> Problem statement
Go through the lines below and copy each one that holds the string "JSON".

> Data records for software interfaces
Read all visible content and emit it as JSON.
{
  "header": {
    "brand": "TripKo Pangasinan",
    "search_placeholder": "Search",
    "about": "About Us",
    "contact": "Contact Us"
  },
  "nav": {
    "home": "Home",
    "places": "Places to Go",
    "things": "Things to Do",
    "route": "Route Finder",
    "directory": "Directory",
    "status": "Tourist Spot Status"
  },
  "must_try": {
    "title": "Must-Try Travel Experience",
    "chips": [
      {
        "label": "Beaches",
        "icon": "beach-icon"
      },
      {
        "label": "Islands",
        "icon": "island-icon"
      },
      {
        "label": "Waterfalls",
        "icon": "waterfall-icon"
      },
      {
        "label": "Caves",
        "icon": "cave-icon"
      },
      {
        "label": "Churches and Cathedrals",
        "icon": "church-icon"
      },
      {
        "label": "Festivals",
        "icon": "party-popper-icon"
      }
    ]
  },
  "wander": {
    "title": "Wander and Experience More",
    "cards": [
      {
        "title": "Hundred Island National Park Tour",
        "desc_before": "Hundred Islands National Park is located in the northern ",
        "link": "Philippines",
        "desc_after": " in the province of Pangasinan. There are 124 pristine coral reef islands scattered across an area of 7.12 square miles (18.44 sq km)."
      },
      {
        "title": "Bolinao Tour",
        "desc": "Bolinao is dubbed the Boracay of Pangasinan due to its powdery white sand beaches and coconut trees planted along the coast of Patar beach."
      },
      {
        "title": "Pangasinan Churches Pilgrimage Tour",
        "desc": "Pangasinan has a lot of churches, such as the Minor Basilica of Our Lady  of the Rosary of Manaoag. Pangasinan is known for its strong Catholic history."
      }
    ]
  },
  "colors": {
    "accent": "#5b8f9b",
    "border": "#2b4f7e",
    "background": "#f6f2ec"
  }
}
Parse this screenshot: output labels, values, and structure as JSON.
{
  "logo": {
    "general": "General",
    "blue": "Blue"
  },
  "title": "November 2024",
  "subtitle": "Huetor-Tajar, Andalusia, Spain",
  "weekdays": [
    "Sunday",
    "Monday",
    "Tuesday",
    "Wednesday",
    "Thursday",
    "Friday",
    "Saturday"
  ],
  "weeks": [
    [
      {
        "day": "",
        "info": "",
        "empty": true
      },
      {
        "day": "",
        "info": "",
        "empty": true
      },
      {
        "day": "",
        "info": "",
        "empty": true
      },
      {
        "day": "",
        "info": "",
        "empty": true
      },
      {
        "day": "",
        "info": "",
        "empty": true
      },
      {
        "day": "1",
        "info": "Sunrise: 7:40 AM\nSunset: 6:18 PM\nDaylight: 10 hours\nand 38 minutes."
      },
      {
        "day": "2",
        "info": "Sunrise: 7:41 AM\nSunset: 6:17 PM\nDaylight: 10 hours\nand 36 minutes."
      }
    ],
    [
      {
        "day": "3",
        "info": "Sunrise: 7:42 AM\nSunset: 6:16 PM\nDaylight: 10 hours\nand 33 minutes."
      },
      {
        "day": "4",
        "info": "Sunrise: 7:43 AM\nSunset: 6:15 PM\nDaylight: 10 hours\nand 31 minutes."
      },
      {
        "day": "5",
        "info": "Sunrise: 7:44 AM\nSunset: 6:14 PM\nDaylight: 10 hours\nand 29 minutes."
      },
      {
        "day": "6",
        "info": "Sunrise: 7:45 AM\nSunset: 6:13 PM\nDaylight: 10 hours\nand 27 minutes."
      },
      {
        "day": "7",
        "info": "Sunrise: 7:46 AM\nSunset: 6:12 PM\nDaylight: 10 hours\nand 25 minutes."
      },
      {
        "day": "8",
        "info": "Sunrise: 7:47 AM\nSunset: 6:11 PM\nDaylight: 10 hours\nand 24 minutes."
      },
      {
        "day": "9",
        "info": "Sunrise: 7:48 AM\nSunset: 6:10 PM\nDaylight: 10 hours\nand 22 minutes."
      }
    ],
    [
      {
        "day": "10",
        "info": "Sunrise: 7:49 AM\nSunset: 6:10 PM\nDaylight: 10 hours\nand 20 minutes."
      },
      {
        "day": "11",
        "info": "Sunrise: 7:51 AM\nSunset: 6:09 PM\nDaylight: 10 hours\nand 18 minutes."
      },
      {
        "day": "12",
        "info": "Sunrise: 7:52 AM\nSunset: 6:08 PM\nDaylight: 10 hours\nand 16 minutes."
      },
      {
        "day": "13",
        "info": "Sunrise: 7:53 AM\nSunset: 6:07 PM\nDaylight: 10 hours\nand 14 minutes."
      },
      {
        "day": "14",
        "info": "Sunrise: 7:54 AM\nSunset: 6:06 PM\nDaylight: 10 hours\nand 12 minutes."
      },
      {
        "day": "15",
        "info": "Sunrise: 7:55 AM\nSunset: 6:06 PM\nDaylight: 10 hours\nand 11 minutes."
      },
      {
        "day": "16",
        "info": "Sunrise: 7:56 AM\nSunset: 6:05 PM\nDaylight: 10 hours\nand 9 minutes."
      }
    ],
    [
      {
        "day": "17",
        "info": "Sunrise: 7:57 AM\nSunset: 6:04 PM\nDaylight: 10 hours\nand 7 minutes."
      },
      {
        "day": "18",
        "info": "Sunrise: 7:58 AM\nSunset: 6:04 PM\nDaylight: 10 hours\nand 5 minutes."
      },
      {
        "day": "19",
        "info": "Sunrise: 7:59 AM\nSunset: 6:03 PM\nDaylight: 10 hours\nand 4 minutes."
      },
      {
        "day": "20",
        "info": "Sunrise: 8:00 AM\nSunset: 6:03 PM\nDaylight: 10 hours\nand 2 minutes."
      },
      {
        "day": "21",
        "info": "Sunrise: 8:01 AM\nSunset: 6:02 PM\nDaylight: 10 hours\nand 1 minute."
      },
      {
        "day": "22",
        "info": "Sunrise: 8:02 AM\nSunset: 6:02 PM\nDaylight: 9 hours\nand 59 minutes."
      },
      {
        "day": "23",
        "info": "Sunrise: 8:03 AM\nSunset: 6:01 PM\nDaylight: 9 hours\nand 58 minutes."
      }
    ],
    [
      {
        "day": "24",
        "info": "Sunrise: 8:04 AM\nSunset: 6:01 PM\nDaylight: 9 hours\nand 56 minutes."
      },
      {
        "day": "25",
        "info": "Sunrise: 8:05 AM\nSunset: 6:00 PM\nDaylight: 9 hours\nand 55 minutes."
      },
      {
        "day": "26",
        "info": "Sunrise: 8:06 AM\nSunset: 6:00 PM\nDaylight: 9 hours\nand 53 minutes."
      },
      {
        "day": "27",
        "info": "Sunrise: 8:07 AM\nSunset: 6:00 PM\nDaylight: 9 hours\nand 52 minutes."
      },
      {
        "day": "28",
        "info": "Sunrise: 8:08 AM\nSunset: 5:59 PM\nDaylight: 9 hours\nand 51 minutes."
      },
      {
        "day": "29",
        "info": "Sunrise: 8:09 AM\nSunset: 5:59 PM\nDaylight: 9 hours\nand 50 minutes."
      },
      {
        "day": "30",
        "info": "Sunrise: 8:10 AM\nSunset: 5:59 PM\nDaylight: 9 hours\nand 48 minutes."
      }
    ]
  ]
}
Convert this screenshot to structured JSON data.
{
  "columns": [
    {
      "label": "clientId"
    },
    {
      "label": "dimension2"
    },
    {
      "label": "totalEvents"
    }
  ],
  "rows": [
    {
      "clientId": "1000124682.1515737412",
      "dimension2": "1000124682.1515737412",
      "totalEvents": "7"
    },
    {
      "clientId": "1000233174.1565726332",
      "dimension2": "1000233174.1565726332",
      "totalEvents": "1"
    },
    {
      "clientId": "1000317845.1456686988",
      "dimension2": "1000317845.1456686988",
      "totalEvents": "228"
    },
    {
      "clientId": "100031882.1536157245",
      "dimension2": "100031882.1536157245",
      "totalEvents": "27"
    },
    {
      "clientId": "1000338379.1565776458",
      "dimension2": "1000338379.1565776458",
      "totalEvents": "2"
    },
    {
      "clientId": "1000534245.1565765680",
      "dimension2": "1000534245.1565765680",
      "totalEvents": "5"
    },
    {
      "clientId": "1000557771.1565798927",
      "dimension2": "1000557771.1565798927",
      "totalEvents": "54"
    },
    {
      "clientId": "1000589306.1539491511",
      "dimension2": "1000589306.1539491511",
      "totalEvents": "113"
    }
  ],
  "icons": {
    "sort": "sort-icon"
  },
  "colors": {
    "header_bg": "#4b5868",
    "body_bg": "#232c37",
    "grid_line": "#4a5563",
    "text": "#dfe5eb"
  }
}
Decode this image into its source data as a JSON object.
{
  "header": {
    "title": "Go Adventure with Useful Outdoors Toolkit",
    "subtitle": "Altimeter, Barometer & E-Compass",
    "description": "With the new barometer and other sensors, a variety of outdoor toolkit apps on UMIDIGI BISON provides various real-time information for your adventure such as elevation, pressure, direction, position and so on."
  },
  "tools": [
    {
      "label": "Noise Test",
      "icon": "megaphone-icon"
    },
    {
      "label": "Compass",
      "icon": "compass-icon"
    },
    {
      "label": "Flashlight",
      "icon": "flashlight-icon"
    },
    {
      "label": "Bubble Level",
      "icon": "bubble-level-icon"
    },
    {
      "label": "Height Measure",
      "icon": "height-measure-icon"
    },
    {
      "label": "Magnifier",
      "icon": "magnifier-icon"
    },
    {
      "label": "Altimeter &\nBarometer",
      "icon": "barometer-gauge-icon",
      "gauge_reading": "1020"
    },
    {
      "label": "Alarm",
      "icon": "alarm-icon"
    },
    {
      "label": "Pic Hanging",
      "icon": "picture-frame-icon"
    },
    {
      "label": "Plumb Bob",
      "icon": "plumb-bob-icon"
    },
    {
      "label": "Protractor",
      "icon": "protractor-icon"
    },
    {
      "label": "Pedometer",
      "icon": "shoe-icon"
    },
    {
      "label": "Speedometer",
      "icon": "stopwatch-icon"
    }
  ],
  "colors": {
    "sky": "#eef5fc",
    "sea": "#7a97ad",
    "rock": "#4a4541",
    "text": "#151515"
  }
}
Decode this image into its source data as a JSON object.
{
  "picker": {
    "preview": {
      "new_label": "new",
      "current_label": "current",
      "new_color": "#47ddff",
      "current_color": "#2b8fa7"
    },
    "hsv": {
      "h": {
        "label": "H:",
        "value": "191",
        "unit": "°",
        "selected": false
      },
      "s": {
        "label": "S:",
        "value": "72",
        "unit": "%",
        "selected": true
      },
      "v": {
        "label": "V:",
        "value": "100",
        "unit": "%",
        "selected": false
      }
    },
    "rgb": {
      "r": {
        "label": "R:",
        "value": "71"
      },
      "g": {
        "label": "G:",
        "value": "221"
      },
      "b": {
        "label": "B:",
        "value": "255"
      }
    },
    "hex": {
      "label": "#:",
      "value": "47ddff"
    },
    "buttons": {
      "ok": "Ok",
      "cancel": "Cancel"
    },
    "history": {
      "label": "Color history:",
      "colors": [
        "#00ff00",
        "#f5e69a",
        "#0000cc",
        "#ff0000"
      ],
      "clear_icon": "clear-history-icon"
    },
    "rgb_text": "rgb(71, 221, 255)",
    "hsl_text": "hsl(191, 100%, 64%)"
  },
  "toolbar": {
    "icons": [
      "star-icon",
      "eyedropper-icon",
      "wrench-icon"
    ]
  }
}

> Task answer
Read all visible content and emit it as JSON.
Parse this screenshot: output labels, values, and structure as JSON.
Convert this screenshot to structured JSON data.
Decode this image into its source data as a JSON object.
Decode this image into its source data as a JSON object.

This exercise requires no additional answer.